Charity survey reveals people are turning to alcohol in a bid to relieve stress.
Over a quarter of Scots are drinking more than usual during lockdown, sparking fears of a health crisis once coronavirus containment measures are eased.
A new survey for Alcohol Focus Scotland and Alcohol Change UK revealed that 27% of Scots reported drinking more then usual since late March, increasing to 33% among those who were already heavy drinkers (defined as drinking seven or more units on a single occasion).
Dealing with stress was cited by around one fifth of all respondents as a reason for drinking, rising to 51% among those who are drinking more than usual. Almost half (48%) of this group admitted the were concerned about their alcohol consumption.
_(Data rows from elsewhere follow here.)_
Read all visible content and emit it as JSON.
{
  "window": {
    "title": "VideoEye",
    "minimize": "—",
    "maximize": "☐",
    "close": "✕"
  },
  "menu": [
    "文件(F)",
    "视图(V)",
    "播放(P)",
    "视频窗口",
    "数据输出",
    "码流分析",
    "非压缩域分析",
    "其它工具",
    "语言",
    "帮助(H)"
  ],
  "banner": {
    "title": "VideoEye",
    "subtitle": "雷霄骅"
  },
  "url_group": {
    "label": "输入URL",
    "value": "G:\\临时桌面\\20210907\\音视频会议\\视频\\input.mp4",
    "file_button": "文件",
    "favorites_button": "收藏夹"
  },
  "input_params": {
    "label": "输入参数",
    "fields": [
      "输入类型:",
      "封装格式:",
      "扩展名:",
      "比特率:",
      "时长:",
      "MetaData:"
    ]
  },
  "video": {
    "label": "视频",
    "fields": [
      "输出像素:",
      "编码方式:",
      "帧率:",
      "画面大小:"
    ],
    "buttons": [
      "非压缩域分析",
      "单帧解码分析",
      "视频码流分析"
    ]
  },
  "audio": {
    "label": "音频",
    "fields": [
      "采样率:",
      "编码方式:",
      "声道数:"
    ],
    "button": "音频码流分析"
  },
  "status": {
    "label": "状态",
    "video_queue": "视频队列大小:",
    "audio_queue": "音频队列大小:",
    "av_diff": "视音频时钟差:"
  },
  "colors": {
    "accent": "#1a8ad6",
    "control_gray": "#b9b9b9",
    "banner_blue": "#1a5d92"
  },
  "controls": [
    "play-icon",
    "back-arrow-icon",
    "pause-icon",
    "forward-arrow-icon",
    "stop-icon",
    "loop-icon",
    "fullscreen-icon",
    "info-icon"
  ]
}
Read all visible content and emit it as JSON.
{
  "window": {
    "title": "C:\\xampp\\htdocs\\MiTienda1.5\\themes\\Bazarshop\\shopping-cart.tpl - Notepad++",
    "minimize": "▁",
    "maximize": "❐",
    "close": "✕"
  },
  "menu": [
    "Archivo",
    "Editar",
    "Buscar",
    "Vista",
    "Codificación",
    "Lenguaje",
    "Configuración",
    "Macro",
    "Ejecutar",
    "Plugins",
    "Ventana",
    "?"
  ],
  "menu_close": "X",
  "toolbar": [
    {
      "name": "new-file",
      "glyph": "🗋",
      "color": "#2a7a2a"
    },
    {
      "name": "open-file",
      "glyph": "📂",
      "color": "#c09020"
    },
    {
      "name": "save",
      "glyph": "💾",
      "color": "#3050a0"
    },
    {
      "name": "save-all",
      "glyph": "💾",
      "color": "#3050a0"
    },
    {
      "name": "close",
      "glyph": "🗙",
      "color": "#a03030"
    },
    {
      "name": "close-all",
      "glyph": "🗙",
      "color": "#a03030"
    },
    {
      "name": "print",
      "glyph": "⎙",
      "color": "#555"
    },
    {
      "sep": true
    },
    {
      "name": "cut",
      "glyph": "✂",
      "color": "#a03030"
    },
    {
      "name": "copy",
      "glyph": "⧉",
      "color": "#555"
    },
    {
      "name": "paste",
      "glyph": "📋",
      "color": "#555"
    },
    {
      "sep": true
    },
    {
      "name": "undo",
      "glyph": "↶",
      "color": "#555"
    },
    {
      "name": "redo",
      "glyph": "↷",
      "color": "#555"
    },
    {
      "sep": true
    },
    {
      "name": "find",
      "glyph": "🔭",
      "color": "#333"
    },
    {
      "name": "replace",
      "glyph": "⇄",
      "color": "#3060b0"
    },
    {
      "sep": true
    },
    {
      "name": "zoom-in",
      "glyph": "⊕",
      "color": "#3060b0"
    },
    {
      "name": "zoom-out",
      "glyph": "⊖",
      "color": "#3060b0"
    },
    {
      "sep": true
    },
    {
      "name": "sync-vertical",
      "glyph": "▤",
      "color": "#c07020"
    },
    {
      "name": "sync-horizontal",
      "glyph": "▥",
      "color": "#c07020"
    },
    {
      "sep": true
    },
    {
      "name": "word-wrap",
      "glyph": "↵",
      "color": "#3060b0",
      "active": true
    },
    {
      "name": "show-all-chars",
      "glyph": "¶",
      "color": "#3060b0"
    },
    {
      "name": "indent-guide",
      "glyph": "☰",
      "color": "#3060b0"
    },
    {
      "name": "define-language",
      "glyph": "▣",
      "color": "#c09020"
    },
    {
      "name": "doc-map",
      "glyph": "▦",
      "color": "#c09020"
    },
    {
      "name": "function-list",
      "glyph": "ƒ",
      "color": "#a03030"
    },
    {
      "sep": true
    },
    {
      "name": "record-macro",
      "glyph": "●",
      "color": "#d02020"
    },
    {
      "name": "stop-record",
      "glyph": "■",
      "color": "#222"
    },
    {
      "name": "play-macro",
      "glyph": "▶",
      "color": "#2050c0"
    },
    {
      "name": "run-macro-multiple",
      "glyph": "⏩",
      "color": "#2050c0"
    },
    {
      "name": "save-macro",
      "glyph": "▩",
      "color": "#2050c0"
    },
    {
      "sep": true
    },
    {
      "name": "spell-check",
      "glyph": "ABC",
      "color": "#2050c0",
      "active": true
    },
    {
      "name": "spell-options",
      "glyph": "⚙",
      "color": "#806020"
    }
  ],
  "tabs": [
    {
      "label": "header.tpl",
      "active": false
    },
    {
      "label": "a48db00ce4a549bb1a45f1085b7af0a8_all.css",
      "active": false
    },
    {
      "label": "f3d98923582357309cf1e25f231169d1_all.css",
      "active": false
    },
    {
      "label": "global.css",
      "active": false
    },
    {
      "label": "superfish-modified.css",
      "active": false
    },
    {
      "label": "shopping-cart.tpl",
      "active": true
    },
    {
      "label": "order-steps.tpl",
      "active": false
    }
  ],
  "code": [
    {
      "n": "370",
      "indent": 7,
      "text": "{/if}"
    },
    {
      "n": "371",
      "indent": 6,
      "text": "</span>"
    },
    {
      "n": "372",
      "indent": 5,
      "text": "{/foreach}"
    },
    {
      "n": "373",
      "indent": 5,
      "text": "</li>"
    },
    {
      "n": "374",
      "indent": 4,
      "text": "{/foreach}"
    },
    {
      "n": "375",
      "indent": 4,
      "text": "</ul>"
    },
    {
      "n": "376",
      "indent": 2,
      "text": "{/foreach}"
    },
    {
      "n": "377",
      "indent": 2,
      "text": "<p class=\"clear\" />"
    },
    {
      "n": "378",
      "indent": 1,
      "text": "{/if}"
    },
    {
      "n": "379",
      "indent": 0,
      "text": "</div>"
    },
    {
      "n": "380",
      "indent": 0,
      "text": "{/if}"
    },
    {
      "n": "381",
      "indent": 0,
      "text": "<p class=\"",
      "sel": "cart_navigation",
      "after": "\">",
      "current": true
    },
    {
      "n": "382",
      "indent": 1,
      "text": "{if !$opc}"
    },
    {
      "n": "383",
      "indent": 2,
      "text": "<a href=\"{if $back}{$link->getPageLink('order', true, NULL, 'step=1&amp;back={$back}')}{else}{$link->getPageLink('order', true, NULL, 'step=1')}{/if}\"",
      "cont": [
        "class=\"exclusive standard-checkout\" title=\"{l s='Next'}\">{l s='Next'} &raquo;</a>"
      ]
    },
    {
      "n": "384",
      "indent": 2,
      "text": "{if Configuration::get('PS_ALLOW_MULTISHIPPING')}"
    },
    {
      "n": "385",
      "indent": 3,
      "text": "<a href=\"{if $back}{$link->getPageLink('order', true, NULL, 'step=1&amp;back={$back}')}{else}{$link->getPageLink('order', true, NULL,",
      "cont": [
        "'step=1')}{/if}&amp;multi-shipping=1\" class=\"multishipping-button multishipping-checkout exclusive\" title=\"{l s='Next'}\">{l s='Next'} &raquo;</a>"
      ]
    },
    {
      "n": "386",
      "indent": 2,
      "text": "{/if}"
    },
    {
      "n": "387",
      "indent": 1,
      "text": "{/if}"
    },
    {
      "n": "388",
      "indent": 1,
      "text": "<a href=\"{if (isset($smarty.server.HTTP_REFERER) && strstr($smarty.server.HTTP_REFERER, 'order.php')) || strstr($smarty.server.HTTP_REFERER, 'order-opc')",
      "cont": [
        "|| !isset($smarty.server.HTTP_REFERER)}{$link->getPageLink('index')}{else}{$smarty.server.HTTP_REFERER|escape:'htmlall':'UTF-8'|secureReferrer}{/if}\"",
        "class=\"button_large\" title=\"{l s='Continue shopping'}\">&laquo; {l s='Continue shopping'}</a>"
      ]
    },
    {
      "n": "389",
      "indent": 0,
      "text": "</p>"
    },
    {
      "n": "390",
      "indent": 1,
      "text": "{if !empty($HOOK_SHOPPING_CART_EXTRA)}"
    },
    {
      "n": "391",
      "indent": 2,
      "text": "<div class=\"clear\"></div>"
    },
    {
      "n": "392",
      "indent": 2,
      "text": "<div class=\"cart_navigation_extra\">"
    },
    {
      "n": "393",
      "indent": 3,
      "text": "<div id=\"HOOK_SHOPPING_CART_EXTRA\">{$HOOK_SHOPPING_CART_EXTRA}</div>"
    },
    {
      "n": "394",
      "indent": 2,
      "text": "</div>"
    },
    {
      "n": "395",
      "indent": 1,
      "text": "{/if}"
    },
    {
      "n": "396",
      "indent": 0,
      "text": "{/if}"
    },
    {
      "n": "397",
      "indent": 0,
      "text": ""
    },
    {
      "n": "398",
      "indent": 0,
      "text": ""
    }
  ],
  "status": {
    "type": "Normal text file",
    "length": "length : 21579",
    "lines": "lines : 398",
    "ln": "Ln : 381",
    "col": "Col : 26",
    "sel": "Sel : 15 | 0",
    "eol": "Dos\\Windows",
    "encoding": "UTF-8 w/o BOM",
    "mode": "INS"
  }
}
Meanwhile, almost one fifth of all respondents (18%) reported feeling concerned about the amount a friend or family member is drinking during lockdown.
More than half (54%) of those who reported drinking more than usual during lockdown have already taken steps to manage their drinking, and 59% plan to do so once lockdown eases. Almost two-fifths (37%) of those drinking more than usual expect to drink less as pubs and restaurants reopen, however a quarter (24%) expect their drinking to increase further at this time.
Alison Douglas, chief executive of Alcohol Focus Scotland said: “While it is encouraging to hear that people who have been drinking more during lockdown are planning to take action to reduce their intake, it can be hard to change habits once they are established.
“Stress was identified as a key factor for many and unfortunately these stresses aren’t necessarily going to go away with the easing of lockdown restrictions. Many people are worrying about going back to work, their children returning to school, or concerned about using public transport. Some may not have a job to return to, creating additional uncertainty at an already difficult time.
“It can be tempting to have a drink to ‘take the edge off’ our worries but alcohol is a depressant that can increase our anxiety and disrupt our sleep, making it more difficult to deal with stress. Our alcohol use may become part of the problem, taking a toll on our mental and physical health and damaging our relationships.”
The charity is now calling for increased provision of alcohol services across Scotland to ensure help is available to anyone who needs it.
Ms Douglas added: “Alongside adequate service provision it is crucial that our national recovery effort builds on the good work we have started in addressing Scotland’s unhealthy relationship with alcohol. By addressing how readily available alcohol is and how heavily it is marketed we can improve the lives of thousands of Scots by preventing problems developing in the first place.”
Scottish Families Affected by Alcohol and Drugs, who provide support for anyone concerned about someone else’s drinking or drug use, said they have seen a four-fold increase in people contacting their helpline since the beginning of lockdown. The number of calls from people concerned about family members’ drinking has also risen by 56% over this period.
Chief executive Justina Murray said: “Lockdown has brought tremendous pressures on families affected by their loved ones drinking, with alcohol consumption increasing, consumption within the home increasing, and many of the usual support mechanisms not available to families during this period.”